James F. Geers

James Geers's picture
Joined: 2011-09-30
Reputation: 0

First of all, changing the R-value of walls and roofs can have a significant
impact on overall energy use, especially in locations with extreme outdoor
conditions. Granted, with more ventilation air required, the envelope is
responsible for a smaller piece of the overall energy use of the building.

So, to reduce ventilation air energy use:

A. Use energy recovery ventilation! In moderate climates, energy recovery
ventilation might not make a whole lot of sense, but climates where heat is
needed much of the year, ERV's make a lot of sense!

B. Turn off the ventilation when it's not needed! This includes time
clocks and CO2 sensors. I've seen alot of schools with old unit ventilators
in each classroom. These unit ventilators often stay on all night, bringing
cold air into the classroom and wasting tons of heat!

Regarding your CO2 questions:

1. Decoupling the ventilation air distribution system from an airside air
conditioning system allows for the most options. Installation of CO2
sensors in each space with corresponding ventilation air VAV supply results
in ventilation air being supplied only where it's needed. But, this can be
cost-prohibitive, and where lots of spaces see similar occupancy, completely

2. It is permissible to vary the CFM between the base case and design case
for ASHRAE 90.1-2004 Appendix G (G. Exception), some programs,
including eQuest model DCV, so no change in ventilation rate is required,
just activation of DCV.

3. In a building with 40 classrooms, you could create one branch of each
type of space (classrooms, offices), and control ventilation to each block
of spaces. For high-use areas with varying schedules (caffeteria, gymnasium
and auditorium), have each space have it's own demand controlled

5. If you model this in eQuest, you can still do blocks of classrooms,
especially if your occupancy schedule is the same for each classroom.

Hope this helps,


No Username provide's picture
Joined: 2011-09-30
Reputation: 200

People can make an argument that the total energy usage due to wall/roof insulation levels can at times seem like a small percentage of the total energy use in some buildings.

This might also be true of the value of a green roof on a 40 story building - of course the effect is only 1/40th of the effect on an identical footprint one story building.

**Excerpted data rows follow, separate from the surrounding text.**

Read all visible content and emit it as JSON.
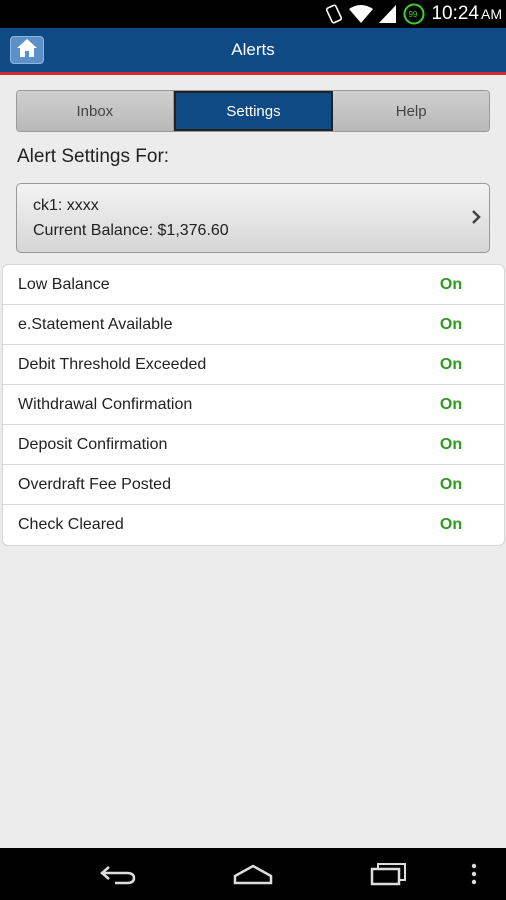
{
  "status_bar": {
    "time": "10:24",
    "ampm": "AM",
    "battery_level": "99",
    "icons": [
      "rotate-icon",
      "wifi-icon",
      "signal-icon",
      "battery-icon"
    ]
  },
  "header": {
    "title": "Alerts",
    "home_icon": "home-icon"
  },
  "tabs": [
    {
      "label": "Inbox",
      "active": false
    },
    {
      "label": "Settings",
      "active": true
    },
    {
      "label": "Help",
      "active": false
    }
  ],
  "section_label": "Alert Settings For:",
  "account": {
    "name": "ck1: xxxx",
    "balance_label": "Current Balance:",
    "balance_value": "$1,376.60"
  },
  "alerts": [
    {
      "name": "Low Balance",
      "status": "On"
    },
    {
      "name": "e.Statement Available",
      "status": "On"
    },
    {
      "name": "Debit Threshold Exceeded",
      "status": "On"
    },
    {
      "name": "Withdrawal Confirmation",
      "status": "On"
    },
    {
      "name": "Deposit Confirmation",
      "status": "On"
    },
    {
      "name": "Overdraft Fee Posted",
      "status": "On"
    },
    {
      "name": "Check Cleared",
      "status": "On"
    }
  ],
  "colors": {
    "header": "#0f4a85",
    "accent_red": "#d62b33",
    "status_on": "#2e9b1a"
  }
}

But for that one level the effect is just as important as it would be for the top level (only level?) of the shorter building.

There still is an absolute amount of energy involved that can be directly affected by the selection of an optimal insulation value. Just because the building is dominated by ventilation loads doesn't mean there can't be a real savings by choosing the best insulation levels.

The idea might be worth one or two parametric runs of your simulation.


David S Eldridge's picture
Joined: 2011-09-30
Reputation: 2000